It’s been interesting listening to the recent debate on the proposal by the government to use influencers to communicate the message on how to reduce the spread of Covid-19. The proposal has been largely met with criticism.
I don’t consider myself an influencer even though my writing has influenced a few people to make interesting decisions in their lives…all good, I might add.
But online influencers have value. They are masters of social media communication for their niche markets. They can convey a message to a demographic that generally doesn’t consume mainstream media.
Since the advent of the smartphone, social media has become part of our lives. Companies and high-profile individuals use it for marketing and promotion. Even mainstream media outlets have a presence on social media platforms.
Influencers are widely employed by tourism authorities around the world, the TBEX Conference being an example. So why not trial a government influencer campaign for Covid-19 to complement existing channels of public health promotion?
DOES THE METHOD WORK?
Firstly, would the tourism authorities continue to use influencers if this method of marketing didn’t work?
Secondly, Russia-backed Facebook posts reached 126m people during the 2016 US Election. That’s approximately 39% of the then population.
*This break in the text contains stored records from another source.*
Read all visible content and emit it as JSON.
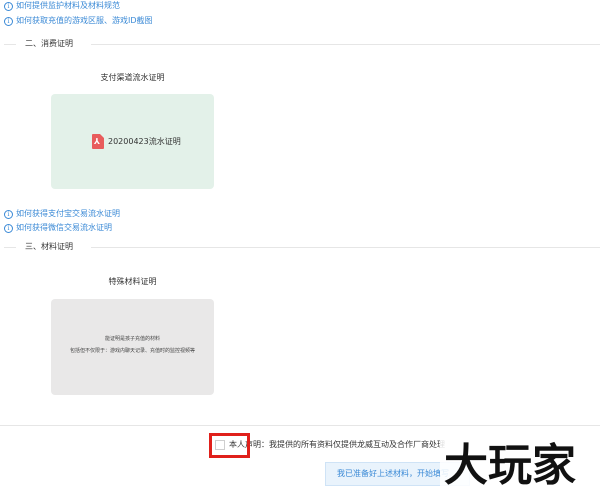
{
  "top_links": [
    "如何提供监护材料及材料规范",
    "如何获取充值的游戏区服、游戏ID截图"
  ],
  "section2": {
    "title": "二、消费证明",
    "card_title": "支付渠道流水证明",
    "file_name": "20200423流水证明",
    "file_icon": "pdf-icon",
    "links": [
      "如何获得支付宝交易流水证明",
      "如何获得微信交易流水证明"
    ]
  },
  "section3": {
    "title": "三、材料证明",
    "card_title": "特殊材料证明",
    "desc_line1": "能证明是孩子充值的材料",
    "desc_line2": "包括但不仅限于：游戏内聊天记录、充值时的监控视频等"
  },
  "declaration": {
    "text": "本人声明：我提供的所有资料仅提供龙威互动及合作厂商处理"
  },
  "submit_button": "我已准备好上述材料，开始填写",
  "watermark": "大玩家",
  "colors": {
    "link": "#3b8ad6",
    "highlight_box": "#e0201b",
    "green_card": "#e3f1e9",
    "gray_card": "#e9e8e8"
  }
}
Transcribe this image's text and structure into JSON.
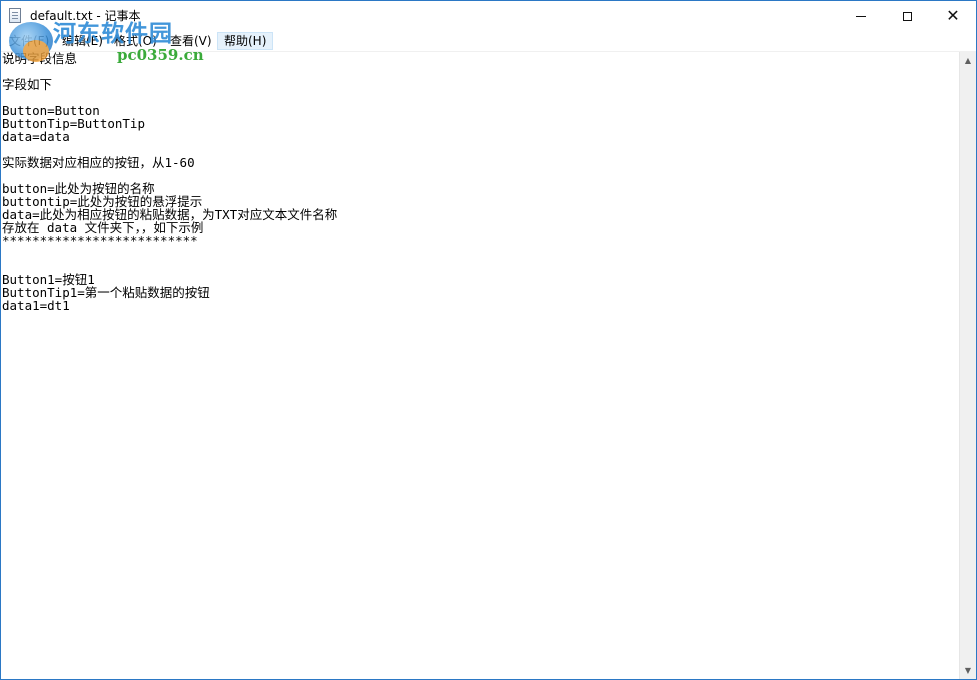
{
  "window": {
    "title": "default.txt - 记事本",
    "icon": "notepad-icon",
    "controls": {
      "minimize": "minimize-icon",
      "maximize": "maximize-icon",
      "close": "close-icon",
      "close_glyph": "✕"
    }
  },
  "menu": {
    "file": "文件(F)",
    "edit": "编辑(E)",
    "format": "格式(O)",
    "view": "查看(V)",
    "help": "帮助(H)"
  },
  "watermark": {
    "name": "河东软件园",
    "url": "pc0359.cn"
  },
  "editor": {
    "content": "说明字段信息\n\n字段如下\n\nButton=Button\nButtonTip=ButtonTip\ndata=data\n\n实际数据对应相应的按钮，从1-60\n\nbutton=此处为按钮的名称\nbuttontip=此处为按钮的悬浮提示\ndata=此处为相应按钮的粘贴数据，为TXT对应文本文件名称\n存放在 data 文件夹下，，如下示例\n**************************\n\n\nButton1=按钮1\nButtonTip1=第一个粘贴数据的按钮\ndata1=dt1"
  },
  "scrollbar": {
    "up": "▲",
    "down": "▼"
  }
}
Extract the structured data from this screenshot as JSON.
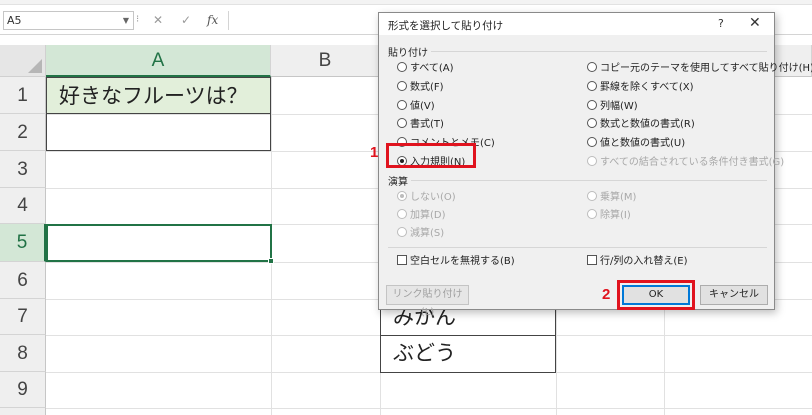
{
  "formula_bar": {
    "name_box": "A5",
    "cancel_icon": "✕",
    "enter_icon": "✓",
    "fx_label": "fx"
  },
  "columns": [
    "A",
    "B"
  ],
  "rows": [
    "1",
    "2",
    "3",
    "4",
    "5",
    "6",
    "7",
    "8",
    "9"
  ],
  "cells": {
    "A1": "好きなフルーツは？",
    "C7": "みかん",
    "C8": "ぶどう"
  },
  "dialog": {
    "title": "形式を選択して貼り付け",
    "help": "?",
    "close": "✕",
    "paste_section": "貼り付け",
    "paste_options_left": [
      "すべて(A)",
      "数式(F)",
      "値(V)",
      "書式(T)",
      "コメントとメモ(C)",
      "入力規則(N)"
    ],
    "paste_options_right": [
      "コピー元のテーマを使用してすべて貼り付け(H)",
      "罫線を除くすべて(X)",
      "列幅(W)",
      "数式と数値の書式(R)",
      "値と数値の書式(U)",
      "すべての結合されている条件付き書式(G)"
    ],
    "selected_paste": "入力規則(N)",
    "operation_section": "演算",
    "operation_left": [
      "しない(O)",
      "加算(D)",
      "減算(S)"
    ],
    "operation_right": [
      "乗算(M)",
      "除算(I)"
    ],
    "skip_blanks": "空白セルを無視する(B)",
    "transpose": "行/列の入れ替え(E)",
    "paste_link": "リンク貼り付け(L)",
    "ok": "OK",
    "cancel": "キャンセル"
  },
  "annotations": {
    "step1": "1",
    "step2": "2",
    "color": "#e0131e"
  },
  "colors": {
    "excel_green": "#217346",
    "header_cell_fill": "#e2efda"
  }
}
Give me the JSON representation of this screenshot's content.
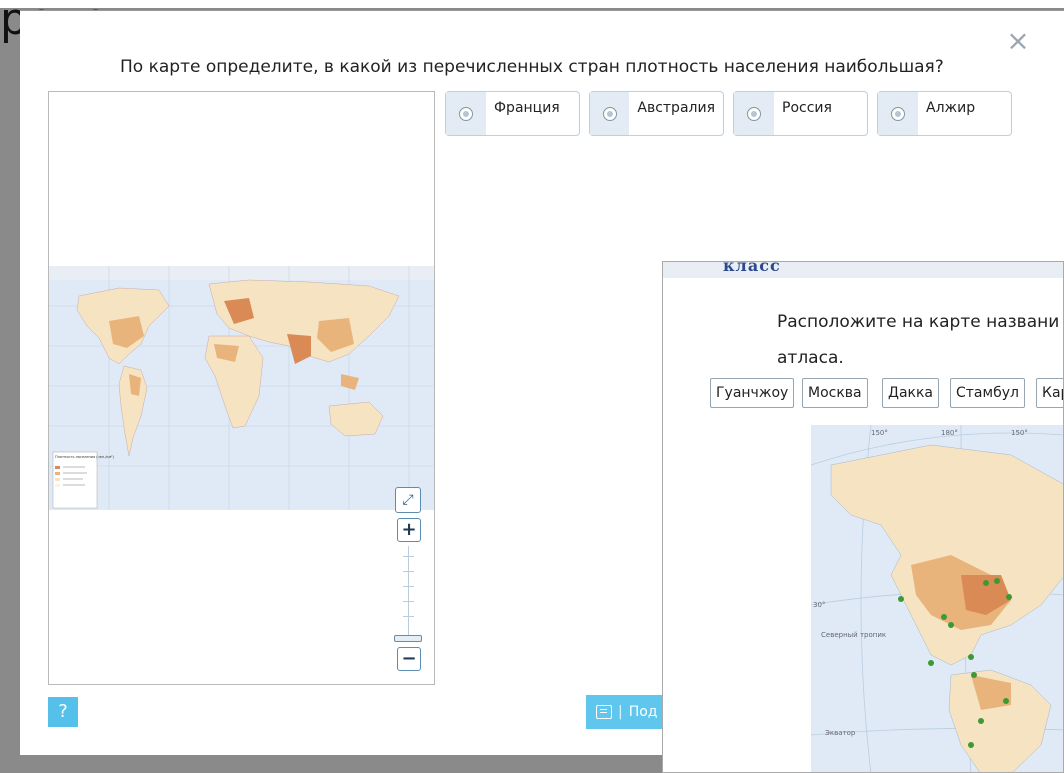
{
  "background": {
    "partial_word": "роке:"
  },
  "task1": {
    "question": "По карте определите, в какой из перечисленных стран плотность населения наибольшая?",
    "close_symbol": "×",
    "options": [
      {
        "label": "Франция"
      },
      {
        "label": "Австралия"
      },
      {
        "label": "Россия"
      },
      {
        "label": "Алжир"
      }
    ],
    "map": {
      "legend_title": "Плотность населения (чел./км²)",
      "fullscreen_symbol": "⤢",
      "zoom_in": "+",
      "zoom_out": "−"
    },
    "help_label": "?",
    "submit_label": "Под"
  },
  "task2": {
    "header_word": "класс",
    "question_line1": "Расположите на карте названи",
    "question_line2": "атласа.",
    "chips": [
      "Гуанчжоу",
      "Москва",
      "Дакка",
      "Стамбул",
      "Кар"
    ],
    "map_labels": {
      "tropic": "Северный тропик",
      "equator": "Экватор",
      "deg_30": "30°",
      "deg_150": "150°",
      "deg_180": "180°"
    }
  },
  "colors": {
    "ocean": "#dfeaf6",
    "land_light": "#f6e3c2",
    "land_mid": "#e9b47c",
    "land_dark": "#d98a55",
    "accent": "#5fc6ee",
    "city_dot": "#3c9a34"
  }
}
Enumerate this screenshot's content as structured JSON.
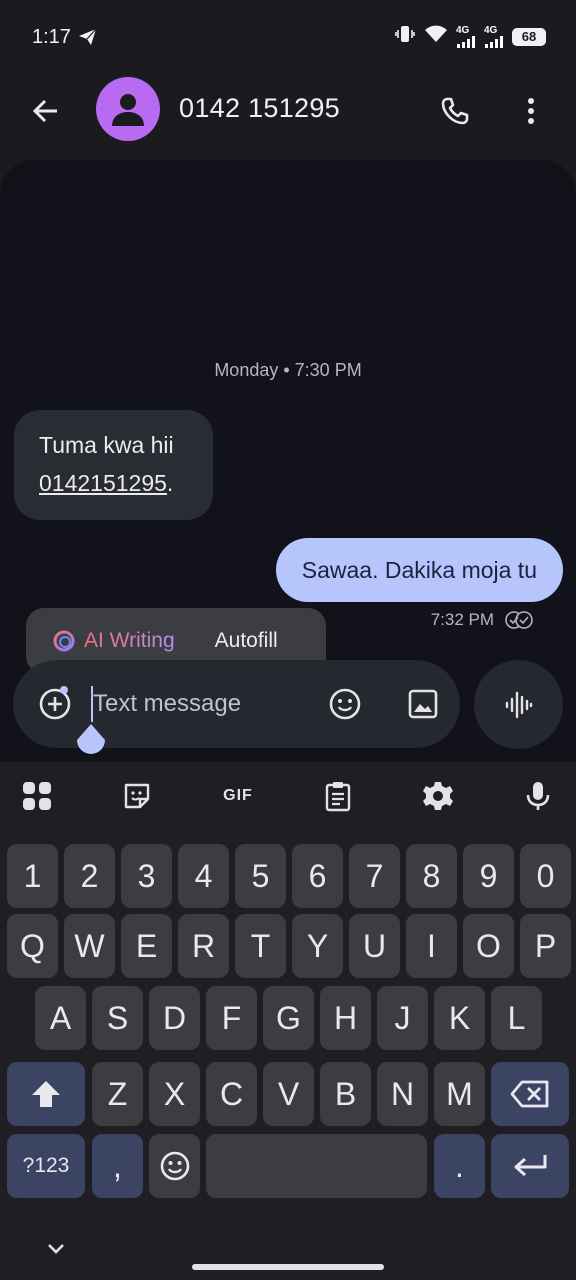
{
  "status_bar": {
    "time": "1:17",
    "network_1": "4G",
    "network_2": "4G",
    "battery": "68"
  },
  "header": {
    "contact_name": "0142 151295"
  },
  "conversation": {
    "date_separator": "Monday • 7:30 PM",
    "incoming": {
      "text_before": "Tuma kwa hii",
      "link": "0142151295",
      "text_after": "."
    },
    "outgoing": {
      "text": "Sawaa. Dakika moja tu",
      "time": "7:32 PM"
    }
  },
  "ai_popup": {
    "ai_writing_label": "AI Writing",
    "autofill_label": "Autofill"
  },
  "composer": {
    "placeholder": "Text message"
  },
  "keyboard": {
    "gif_label": "GIF",
    "row_numbers": [
      "1",
      "2",
      "3",
      "4",
      "5",
      "6",
      "7",
      "8",
      "9",
      "0"
    ],
    "row_q": [
      "Q",
      "W",
      "E",
      "R",
      "T",
      "Y",
      "U",
      "I",
      "O",
      "P"
    ],
    "row_a": [
      "A",
      "S",
      "D",
      "F",
      "G",
      "H",
      "J",
      "K",
      "L"
    ],
    "row_z": [
      "Z",
      "X",
      "C",
      "V",
      "B",
      "N",
      "M"
    ],
    "symbols_label": "?123",
    "comma_label": ",",
    "period_label": "."
  },
  "colors": {
    "accent_outgoing": "#b6c5fb",
    "avatar": "#b86bf0",
    "background": "#12131a",
    "special_key": "#3b4563"
  }
}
If social media doesn’t work, why did Russia spend so much time and money on it? Because it does work. And it did work. I rest my case.